A high-level investigation into chronic absenteeism in Washington, D.C., high schools has found that students across the city graduated despite missing more than 30 days of school in a single course, in violation of district policy.
The findings today follow an investigation late last year by WAMU and NPR Ed into widespread violations of this policy at Ballou High school. That reporting has led to two investigations and the placement of the school's principal, Yetunde Reeves, on administrative leave. Results from the other inquiry are expected later this month.
The report focused on Ballou High School but also reviewed absenteeism and graduation policies system-wide. It found that in recent years, the number of chronically absent students has increased and that more of them are graduating, despite.

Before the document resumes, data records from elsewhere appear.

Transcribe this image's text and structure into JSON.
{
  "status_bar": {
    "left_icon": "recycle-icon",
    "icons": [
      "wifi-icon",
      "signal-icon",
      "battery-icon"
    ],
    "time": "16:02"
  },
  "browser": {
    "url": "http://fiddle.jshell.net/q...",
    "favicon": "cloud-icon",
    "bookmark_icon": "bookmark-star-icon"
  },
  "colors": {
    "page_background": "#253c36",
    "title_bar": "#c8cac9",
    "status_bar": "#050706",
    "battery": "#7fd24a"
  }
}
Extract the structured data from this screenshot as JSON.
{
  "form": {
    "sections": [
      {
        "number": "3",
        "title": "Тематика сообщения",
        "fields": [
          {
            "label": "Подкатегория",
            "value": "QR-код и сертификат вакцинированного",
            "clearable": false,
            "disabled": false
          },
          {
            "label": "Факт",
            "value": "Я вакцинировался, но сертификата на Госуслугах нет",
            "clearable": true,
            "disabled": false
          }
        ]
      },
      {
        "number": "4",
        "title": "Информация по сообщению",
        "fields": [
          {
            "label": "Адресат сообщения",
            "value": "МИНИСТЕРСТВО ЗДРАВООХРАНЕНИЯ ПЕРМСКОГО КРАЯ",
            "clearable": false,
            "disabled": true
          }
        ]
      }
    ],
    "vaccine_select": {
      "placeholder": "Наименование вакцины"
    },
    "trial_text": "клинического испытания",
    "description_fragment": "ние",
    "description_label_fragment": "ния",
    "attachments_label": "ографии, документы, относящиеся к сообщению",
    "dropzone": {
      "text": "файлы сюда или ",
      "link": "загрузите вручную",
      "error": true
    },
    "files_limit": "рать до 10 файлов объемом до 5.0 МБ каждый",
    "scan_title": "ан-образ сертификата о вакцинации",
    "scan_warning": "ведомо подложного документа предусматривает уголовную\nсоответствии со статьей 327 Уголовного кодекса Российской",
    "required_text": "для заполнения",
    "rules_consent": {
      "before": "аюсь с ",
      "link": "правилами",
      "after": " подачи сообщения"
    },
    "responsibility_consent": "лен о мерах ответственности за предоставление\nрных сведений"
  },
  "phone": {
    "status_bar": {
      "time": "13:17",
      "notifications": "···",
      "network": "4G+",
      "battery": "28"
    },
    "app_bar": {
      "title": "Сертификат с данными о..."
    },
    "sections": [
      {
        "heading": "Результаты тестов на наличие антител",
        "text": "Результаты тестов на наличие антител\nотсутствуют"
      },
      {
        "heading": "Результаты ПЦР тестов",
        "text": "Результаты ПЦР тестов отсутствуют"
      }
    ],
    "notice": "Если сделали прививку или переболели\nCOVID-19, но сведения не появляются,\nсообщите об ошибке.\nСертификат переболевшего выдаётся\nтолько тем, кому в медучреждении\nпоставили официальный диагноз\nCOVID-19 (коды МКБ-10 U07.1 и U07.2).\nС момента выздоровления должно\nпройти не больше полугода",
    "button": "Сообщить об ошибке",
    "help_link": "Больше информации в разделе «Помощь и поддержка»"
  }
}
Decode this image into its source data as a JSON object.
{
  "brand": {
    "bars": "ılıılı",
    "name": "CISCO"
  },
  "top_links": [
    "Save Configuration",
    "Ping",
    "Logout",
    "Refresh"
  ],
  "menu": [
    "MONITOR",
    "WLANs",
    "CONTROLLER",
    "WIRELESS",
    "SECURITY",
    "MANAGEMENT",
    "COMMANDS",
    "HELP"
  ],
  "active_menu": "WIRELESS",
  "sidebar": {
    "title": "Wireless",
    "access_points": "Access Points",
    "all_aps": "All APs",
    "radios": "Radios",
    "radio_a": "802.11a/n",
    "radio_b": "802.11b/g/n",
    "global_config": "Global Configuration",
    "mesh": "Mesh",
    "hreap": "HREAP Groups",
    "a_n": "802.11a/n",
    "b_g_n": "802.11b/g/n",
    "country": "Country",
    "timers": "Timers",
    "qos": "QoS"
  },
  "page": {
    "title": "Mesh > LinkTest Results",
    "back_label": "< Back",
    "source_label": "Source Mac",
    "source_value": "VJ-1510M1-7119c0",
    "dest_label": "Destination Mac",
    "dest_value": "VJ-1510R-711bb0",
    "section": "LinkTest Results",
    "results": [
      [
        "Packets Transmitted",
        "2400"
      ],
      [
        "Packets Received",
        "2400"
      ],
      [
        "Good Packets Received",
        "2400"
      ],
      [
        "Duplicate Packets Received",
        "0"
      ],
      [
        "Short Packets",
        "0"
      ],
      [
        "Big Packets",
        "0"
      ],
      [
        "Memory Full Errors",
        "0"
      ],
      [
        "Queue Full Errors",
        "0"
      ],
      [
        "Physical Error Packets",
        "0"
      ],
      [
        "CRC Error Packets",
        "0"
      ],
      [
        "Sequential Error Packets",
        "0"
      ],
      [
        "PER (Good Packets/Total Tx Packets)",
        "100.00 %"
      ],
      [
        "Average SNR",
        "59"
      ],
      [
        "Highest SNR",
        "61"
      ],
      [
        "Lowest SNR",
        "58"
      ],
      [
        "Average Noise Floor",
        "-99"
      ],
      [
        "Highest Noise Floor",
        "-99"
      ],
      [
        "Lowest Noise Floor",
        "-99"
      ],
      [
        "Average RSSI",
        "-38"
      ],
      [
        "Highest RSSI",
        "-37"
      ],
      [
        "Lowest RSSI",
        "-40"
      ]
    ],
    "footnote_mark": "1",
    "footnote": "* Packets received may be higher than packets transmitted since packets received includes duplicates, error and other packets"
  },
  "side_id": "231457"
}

This first investigation comes out of the D.C. Office of the State Superintendent (OSSE), which contracted with a private firm to look into what happened at Ballou and other high schools. That investigation was ordered by D.C. Mayor Muriel Bowser on Dec. 1.